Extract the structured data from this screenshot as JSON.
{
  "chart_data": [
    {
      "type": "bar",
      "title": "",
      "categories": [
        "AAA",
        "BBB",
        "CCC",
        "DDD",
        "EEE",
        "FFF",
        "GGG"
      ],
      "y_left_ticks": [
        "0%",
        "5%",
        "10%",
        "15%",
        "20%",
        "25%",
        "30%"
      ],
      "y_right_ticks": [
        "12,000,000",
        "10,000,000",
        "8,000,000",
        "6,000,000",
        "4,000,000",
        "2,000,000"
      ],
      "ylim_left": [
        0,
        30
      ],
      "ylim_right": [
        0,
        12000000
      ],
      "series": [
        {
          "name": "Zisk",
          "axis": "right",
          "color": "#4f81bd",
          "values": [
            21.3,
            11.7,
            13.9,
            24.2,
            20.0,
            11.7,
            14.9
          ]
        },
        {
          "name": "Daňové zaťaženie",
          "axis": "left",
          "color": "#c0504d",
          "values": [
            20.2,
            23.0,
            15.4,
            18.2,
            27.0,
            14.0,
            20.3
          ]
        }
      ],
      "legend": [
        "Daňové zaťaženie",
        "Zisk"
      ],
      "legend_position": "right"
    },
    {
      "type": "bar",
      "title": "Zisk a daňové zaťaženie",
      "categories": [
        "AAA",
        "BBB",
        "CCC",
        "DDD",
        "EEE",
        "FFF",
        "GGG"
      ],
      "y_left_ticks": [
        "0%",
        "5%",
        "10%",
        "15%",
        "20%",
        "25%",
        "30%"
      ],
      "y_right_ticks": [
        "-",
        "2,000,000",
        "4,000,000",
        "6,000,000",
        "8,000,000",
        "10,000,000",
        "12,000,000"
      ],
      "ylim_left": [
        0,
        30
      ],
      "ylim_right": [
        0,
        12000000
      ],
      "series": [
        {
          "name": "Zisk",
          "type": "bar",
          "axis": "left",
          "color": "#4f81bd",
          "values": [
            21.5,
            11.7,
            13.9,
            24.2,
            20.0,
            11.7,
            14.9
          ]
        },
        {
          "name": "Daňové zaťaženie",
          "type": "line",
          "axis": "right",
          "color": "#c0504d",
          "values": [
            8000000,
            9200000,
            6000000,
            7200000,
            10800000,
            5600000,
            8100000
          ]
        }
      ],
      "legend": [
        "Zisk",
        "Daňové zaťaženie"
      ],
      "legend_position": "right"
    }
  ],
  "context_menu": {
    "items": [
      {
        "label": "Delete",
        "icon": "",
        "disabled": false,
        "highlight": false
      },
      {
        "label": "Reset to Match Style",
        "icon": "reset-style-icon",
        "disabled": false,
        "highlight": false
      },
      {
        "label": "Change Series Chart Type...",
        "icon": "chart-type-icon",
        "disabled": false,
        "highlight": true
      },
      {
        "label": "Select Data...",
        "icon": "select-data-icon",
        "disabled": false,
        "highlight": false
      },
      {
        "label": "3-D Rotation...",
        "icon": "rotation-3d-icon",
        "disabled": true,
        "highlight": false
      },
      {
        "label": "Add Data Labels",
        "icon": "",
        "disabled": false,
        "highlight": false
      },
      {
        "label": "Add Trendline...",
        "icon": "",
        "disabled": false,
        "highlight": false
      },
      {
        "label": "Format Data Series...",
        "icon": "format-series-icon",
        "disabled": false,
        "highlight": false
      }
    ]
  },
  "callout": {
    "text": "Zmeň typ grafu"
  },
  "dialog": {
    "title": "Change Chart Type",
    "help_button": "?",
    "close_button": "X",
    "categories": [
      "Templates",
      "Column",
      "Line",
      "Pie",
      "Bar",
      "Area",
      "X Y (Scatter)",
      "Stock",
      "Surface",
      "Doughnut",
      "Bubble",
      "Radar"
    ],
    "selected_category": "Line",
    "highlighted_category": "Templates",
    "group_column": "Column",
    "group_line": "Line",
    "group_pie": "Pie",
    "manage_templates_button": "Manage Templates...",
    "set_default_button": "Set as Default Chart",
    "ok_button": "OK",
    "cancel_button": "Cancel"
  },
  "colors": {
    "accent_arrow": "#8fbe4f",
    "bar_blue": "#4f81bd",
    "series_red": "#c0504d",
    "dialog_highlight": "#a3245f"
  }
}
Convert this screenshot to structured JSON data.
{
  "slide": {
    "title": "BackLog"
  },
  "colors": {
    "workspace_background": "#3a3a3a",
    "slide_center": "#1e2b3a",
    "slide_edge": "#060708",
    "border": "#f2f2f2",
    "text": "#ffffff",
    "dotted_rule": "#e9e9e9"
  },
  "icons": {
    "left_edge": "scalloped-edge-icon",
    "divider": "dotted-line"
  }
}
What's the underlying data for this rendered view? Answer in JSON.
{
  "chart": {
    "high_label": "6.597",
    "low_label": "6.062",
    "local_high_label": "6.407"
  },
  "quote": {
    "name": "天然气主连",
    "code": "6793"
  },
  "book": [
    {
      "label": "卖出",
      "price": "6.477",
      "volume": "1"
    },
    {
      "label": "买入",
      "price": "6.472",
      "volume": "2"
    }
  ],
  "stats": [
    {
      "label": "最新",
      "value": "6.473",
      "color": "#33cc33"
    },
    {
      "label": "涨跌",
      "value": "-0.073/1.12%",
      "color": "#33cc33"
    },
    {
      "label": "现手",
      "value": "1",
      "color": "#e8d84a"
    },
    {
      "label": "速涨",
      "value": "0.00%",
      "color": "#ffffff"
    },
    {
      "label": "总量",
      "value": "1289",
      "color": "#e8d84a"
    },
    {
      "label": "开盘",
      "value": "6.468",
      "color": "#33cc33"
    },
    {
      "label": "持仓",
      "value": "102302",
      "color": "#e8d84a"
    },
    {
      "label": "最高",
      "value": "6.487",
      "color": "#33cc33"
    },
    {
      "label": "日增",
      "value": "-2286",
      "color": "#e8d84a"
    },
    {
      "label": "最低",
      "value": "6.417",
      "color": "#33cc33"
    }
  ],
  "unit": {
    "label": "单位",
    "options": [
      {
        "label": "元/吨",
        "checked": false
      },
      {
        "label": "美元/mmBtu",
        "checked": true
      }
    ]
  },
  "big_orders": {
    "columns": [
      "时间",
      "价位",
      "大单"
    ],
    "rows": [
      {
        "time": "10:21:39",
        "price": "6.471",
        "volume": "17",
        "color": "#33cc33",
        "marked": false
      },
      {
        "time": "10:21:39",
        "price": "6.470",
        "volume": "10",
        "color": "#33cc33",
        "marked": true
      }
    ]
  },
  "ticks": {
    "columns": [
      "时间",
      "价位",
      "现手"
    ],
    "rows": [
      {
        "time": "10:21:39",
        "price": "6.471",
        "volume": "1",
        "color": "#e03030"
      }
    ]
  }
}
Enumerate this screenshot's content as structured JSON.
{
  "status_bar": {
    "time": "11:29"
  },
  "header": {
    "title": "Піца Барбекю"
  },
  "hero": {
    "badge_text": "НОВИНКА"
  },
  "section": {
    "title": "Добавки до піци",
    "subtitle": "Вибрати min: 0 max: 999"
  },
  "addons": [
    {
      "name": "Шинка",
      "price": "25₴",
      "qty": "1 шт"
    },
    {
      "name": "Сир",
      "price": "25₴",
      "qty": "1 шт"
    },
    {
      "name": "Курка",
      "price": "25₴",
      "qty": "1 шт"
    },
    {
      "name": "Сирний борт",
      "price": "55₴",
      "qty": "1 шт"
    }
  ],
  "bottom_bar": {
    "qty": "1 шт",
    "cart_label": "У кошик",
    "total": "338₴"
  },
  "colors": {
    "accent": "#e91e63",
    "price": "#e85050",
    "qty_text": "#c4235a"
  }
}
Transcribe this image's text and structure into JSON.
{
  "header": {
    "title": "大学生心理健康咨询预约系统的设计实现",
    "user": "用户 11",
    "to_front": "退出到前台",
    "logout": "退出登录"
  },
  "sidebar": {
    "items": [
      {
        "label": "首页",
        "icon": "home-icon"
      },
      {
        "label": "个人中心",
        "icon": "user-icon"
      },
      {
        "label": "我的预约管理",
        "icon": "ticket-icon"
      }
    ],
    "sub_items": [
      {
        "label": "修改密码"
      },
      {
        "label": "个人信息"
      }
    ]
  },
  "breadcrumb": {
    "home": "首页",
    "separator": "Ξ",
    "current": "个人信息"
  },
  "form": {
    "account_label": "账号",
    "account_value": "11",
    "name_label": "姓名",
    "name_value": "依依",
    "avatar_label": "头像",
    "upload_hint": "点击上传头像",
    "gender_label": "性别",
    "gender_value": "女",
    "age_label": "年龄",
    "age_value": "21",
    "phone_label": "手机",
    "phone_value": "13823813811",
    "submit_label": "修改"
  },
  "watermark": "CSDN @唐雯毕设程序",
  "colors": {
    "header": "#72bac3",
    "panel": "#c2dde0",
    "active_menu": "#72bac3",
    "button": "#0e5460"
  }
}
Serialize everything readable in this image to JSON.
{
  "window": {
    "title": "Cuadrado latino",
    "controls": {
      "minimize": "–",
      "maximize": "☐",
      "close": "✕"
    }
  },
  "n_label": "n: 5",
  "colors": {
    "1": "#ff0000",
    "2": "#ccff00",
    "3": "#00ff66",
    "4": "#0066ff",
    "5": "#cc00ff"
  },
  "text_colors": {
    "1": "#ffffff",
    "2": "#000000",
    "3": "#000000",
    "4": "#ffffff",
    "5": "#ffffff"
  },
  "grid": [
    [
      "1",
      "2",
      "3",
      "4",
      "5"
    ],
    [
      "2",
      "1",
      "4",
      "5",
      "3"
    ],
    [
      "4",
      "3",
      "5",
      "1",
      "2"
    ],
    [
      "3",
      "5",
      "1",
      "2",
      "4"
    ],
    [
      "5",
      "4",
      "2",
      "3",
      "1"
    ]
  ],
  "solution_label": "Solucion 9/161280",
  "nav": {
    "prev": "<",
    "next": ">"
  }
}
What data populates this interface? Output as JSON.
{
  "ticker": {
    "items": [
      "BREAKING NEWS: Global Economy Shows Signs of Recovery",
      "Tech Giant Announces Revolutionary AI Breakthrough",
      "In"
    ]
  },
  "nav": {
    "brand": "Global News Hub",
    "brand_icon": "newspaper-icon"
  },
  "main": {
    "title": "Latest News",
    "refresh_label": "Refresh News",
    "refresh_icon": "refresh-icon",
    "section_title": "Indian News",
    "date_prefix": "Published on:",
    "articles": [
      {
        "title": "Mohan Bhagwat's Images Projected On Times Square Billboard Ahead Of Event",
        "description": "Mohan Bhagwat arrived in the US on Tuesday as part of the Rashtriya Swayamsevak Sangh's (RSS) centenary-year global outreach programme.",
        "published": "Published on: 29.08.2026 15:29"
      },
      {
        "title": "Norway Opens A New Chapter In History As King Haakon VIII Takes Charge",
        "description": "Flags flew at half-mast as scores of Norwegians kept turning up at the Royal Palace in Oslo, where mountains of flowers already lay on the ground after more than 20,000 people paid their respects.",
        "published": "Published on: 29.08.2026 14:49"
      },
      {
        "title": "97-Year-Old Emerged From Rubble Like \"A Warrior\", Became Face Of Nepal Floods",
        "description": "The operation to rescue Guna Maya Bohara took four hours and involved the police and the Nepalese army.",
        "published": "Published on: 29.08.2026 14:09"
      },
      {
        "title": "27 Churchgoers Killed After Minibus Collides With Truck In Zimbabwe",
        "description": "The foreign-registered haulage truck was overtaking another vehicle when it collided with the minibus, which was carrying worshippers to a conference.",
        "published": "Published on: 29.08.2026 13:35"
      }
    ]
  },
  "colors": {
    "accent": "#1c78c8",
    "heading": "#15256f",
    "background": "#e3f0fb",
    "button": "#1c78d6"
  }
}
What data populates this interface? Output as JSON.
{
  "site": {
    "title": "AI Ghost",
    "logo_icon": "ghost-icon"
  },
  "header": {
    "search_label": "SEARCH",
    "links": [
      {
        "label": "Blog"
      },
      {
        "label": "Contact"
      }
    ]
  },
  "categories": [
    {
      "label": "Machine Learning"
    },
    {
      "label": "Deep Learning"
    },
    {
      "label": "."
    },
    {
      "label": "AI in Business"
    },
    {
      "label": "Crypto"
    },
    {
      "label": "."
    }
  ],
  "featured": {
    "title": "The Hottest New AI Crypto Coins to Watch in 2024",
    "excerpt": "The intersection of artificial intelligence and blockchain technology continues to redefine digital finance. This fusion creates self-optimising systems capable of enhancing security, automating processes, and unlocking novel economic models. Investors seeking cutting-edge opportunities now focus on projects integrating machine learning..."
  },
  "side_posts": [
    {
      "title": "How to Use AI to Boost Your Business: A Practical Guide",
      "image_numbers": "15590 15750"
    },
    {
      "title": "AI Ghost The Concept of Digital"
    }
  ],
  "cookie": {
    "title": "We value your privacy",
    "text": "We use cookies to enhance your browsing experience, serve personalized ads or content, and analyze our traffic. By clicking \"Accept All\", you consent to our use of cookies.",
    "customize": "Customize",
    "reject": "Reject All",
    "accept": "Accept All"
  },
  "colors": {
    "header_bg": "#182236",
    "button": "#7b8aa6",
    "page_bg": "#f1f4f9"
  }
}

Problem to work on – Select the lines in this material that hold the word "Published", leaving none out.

Solution to this exercise –
    "date_prefix": "Published on:",
        "published": "Published on: 29.08.2026 15:29"
        "published": "Published on: 29.08.2026 14:49"
        "published": "Published on: 29.08.2026 14:09"
        "published": "Published on: 29.08.2026 13:35"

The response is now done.